In their quest to grow loan portfolios, many credit unions offer “loan specials” to bring more loans in the door. Few give consideration to the fact that they may be losing money on each new loan they make.

Worse, for Many Credit Unions, Their Long-Term Strategy for Setting Rates Mostly Involves Matching the Competition

When it comes to pricing loans on a basis longer term than “loan Specials”, credit unions simply poll their competition and use competitors’ rates to set their loan rates. Some credit unions use an average of their competitors’ rates as a baseline for setting their rates. Others, most foolishly, undercut the cheapest of their competitors.

Using Competitors’ Prices to Set Your Credit Union’s Prices is an Unwise Practice

No two competitors have the exact same cost structure especially for borrowers of different risk levels. There is no assurance that using the competition’s pricing will lead to profitability and/or avoid the unfair practice of one class of borrower subsidizing another. Furthermore, no two competitors have the same strategic plans, equity positions or charge-off rates. For these reasons, credit unions should not use their competitors as a base line for setting their rates.

When Looking at Your Competitors’ Prices, Also Look at Their Processes

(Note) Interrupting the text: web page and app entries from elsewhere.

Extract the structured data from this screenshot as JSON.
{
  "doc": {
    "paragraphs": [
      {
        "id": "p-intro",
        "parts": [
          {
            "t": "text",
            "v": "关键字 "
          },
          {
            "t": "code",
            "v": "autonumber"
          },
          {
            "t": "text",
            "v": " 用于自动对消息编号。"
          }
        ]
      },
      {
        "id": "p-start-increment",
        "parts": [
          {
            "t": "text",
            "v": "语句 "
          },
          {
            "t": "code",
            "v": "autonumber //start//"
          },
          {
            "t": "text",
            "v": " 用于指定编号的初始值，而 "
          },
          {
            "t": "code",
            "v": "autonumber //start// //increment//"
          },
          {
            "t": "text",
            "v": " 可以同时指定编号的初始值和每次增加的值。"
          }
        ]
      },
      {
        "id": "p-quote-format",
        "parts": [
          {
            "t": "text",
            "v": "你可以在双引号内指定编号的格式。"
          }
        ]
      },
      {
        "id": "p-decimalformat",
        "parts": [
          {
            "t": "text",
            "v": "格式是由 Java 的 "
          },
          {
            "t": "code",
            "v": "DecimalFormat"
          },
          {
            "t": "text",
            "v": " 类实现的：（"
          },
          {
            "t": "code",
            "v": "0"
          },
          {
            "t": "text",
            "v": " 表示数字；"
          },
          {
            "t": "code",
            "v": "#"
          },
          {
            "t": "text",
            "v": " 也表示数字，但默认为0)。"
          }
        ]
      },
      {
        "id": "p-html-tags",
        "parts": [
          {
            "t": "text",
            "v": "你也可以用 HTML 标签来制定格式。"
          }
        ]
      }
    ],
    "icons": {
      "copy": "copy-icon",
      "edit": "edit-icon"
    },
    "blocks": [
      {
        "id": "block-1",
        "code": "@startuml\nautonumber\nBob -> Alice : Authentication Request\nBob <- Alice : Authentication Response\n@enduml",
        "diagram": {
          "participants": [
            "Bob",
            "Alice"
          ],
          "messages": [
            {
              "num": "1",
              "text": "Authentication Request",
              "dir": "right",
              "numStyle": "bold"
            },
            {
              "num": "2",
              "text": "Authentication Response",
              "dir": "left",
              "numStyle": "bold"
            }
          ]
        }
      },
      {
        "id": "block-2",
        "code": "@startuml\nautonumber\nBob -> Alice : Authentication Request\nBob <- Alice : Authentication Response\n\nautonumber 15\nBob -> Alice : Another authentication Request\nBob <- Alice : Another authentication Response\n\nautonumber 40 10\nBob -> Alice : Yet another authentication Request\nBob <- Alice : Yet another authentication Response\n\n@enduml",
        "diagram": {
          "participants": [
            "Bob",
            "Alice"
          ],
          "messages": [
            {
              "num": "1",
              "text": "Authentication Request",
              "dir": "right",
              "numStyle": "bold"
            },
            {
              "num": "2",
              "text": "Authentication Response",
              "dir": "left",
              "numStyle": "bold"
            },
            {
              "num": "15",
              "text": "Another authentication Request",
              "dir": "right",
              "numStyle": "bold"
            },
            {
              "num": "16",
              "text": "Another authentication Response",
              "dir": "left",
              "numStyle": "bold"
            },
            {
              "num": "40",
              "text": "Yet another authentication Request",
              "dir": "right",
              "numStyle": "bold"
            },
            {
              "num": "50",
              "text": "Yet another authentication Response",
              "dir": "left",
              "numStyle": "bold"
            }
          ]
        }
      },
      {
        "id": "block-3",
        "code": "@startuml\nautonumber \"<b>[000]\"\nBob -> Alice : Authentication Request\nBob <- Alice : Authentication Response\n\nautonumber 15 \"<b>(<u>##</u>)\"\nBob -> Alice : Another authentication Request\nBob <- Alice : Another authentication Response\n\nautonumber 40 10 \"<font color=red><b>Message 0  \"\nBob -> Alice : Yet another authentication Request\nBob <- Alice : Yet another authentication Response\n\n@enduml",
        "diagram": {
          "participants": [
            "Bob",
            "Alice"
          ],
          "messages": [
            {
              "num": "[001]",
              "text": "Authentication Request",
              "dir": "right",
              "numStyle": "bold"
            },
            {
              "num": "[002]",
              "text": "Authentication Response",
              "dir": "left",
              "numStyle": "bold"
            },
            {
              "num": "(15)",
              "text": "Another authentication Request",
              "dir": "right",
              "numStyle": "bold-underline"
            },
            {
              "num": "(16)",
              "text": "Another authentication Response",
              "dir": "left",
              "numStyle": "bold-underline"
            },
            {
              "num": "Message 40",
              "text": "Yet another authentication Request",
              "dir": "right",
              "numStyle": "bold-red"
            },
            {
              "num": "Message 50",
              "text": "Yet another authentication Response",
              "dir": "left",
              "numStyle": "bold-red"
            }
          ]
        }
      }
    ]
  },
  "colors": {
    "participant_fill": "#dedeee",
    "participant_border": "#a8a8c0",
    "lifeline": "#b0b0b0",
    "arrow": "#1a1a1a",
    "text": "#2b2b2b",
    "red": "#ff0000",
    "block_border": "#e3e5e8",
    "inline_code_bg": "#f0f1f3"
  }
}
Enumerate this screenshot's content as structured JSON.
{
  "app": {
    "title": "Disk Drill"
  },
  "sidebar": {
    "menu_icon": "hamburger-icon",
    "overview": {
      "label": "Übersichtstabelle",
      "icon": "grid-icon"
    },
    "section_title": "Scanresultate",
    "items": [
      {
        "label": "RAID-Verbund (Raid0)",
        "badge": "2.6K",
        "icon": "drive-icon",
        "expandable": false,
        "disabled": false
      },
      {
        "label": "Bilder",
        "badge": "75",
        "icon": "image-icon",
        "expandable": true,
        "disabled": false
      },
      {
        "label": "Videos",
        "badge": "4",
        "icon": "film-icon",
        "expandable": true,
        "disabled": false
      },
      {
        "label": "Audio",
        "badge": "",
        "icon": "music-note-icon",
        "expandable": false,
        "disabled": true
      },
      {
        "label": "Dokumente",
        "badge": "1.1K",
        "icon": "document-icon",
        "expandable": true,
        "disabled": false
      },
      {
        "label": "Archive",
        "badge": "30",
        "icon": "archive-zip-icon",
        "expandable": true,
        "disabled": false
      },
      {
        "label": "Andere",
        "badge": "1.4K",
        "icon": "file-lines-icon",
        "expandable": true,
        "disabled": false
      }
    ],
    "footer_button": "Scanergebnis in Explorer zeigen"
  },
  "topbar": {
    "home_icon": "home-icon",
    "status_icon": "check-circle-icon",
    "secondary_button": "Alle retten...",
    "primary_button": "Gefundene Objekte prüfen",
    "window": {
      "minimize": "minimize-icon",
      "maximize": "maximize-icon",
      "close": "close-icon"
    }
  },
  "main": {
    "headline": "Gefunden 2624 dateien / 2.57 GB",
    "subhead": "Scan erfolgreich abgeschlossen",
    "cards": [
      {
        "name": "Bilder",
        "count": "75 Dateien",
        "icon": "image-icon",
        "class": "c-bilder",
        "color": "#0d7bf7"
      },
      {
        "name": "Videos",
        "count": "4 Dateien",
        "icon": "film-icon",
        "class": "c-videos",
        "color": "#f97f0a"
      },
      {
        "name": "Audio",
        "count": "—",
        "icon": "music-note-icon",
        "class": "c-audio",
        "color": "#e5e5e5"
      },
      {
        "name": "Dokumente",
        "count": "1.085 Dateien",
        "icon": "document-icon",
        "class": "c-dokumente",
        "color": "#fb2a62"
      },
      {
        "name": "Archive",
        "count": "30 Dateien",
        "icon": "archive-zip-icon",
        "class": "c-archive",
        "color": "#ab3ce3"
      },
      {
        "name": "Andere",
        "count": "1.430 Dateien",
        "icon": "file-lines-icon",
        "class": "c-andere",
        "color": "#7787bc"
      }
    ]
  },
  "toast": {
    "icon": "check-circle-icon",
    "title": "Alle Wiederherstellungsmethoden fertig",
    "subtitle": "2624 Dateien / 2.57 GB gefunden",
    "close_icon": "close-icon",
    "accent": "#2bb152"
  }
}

After management has determined what their rates need to be (using empirical methods) to meet minimal profitability goals, it is wise for management to look at competitors’ rates and processes to determine the viability of the program under consideration. By using “what-if” simulation tools, credit unions can determine if a particular loan product or program has the potential to be viable in light of the competition. Using interactive “what-if” simulation tools, managers can determine what changes will need to be made to loan programs to make them profitable under the pricing scheme being considered.

It is Imperative Credit Unions Price Their Products using Empirical Methods

TCT’s Risk Based Loan Pricing tool is superior to others in that it

(1) uses a credit union’s unique lending costs to establish a base for pricing;

(2) is empirically established using a credit union’s unique present and past loan loss data by loan types and credit scores;

(3) is statistically validated regularly;

(4) allows managers to perform “what-if” exercises to test various loan rates and their impact on profitability.